So your show is about you having a mental breakdown: should we still expect a good laugh out of it?
“Of course you should. It’s not a heart wrenching piece of avant guard art. It’s a comedy show. I would say it’s an existential crisis, told in the style of a jolly rant.”
Can you tell us more about the content of the show?
“Well in a nutshell, we start with me explaining how I had no material for a show, take a trip down memory lane stopping of at some of the strangest parts of my childhood, add a bunch of stuff about being gay and some bodily fluids and then hopefully by the end I will know if I want to do this anymore.”
Am I a terrible human being if I buy a ticket?
“No you would be the best person in the world. You would be an even better person if you bought a ticket ahead of time. I’ve been performing in Iceland for five years now and it doesn’t matter how long I’ve been doing it, you never get used to the stress of seeing ticket sales move at a glacial pace.
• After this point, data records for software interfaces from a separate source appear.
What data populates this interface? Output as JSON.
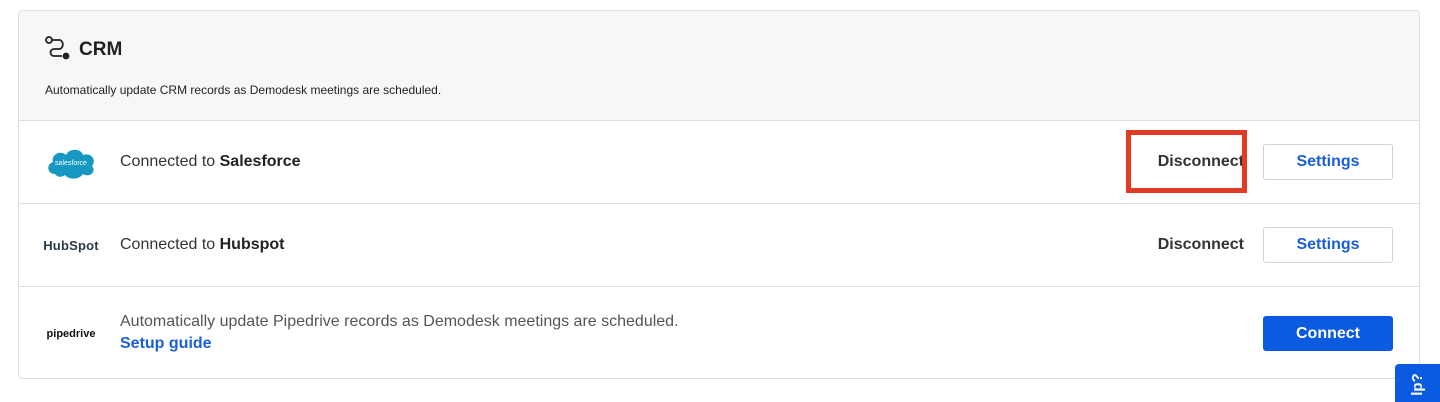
{
  "header": {
    "title": "CRM",
    "subtitle": "Automatically update CRM records as Demodesk meetings are scheduled."
  },
  "integrations": [
    {
      "logo_text": "salesforce",
      "prefix": "Connected to ",
      "name": "Salesforce",
      "disconnect_label": "Disconnect",
      "settings_label": "Settings",
      "highlighted": true
    },
    {
      "logo_text": "HubSpot",
      "prefix": "Connected to ",
      "name": "Hubspot",
      "disconnect_label": "Disconnect",
      "settings_label": "Settings"
    },
    {
      "logo_text": "pipedrive",
      "description": "Automatically update Pipedrive records as Demodesk meetings are scheduled.",
      "setup_link": "Setup guide",
      "connect_label": "Connect"
    }
  ],
  "help_tab": {
    "label": "lp?"
  },
  "colors": {
    "accent": "#0a5be0",
    "link": "#1a5fd8",
    "highlight": "#e23a24",
    "salesforce": "#1798c1",
    "hubspot_orange": "#ff5c35"
  },
  "icons": [
    "crm-route-icon",
    "salesforce-logo",
    "hubspot-logo",
    "pipedrive-logo"
  ]
}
People tend to wait till the day to buy tickets here and I have made fun of that onstage many times but if I could say anything to try to get audiences to change that it would be this.
When you’re getting ready to do a new comedy show, all you want to do is work on the show. Some people love marketing, but I hate it. I would rather do my tax return than market a show. So when you check on the numbers of tickets sold, often they’re really low right up till an hour before the show begins and that’s terrifying.
“It’s a very strange place to be in, but I think all we can do is be kind to each other and try to enjoy even the smallest things that might give us a smile.”
And another thing I will add to that (it might be my last show so I guess it’s ok to say things that might rub someone the wrong way), when you say to your performer friends ‘I will be able to buy tickets at the door right?’ What we hear is ‘I might come, unless something much better happens, in which case I won’t cause I don’t really care about what you do.’
I have sold out shows at Tjarnarbio before. Tjarnarbio seats 200 people, and on every one of those sell out shows, I had sold like five tickets until an hour before the show started. It’s hilariously tragic because the whole time you think to yourself ‘I should just cancel, nobody’s coming’ and then you come out to a full house and think ‘Why do you guys do this to me? I was gonna cancel the show an hour ago.’
So yes, buy a ticket. Buy it now. Stop me being anxious about whether or not people will show up.”
Your show is part of the Fringe Festival:, what’s that?
“The Reykjavik Fringe Festival is an arts festival that brings local and international artists together for a week of exhibitions, performances and interactive experiences. Fringe festivals are a great way for emerging, established and lesser known performers and artists to connect with audiences they might not have had access to before. So in a nutshell, it’s a week of awesome things that people living here can go see. There’s also going to be a lot of live streamed content this year because of COVID. It’s a great chance for people to see some incredible art.”
So, no plans after that?
“Well after fringe, I will be doing a live show of Crapapella – which is my crappy acapella band with comedian Kimi Tayler. But apart from that, I have absolutely no idea. It’s July and for the first time in 10 years I haven’t thought about what my next project is. Isn’t that exciting?”
The show will also be at the secret cellar on Saturday and Sunday. You can buy tickets here.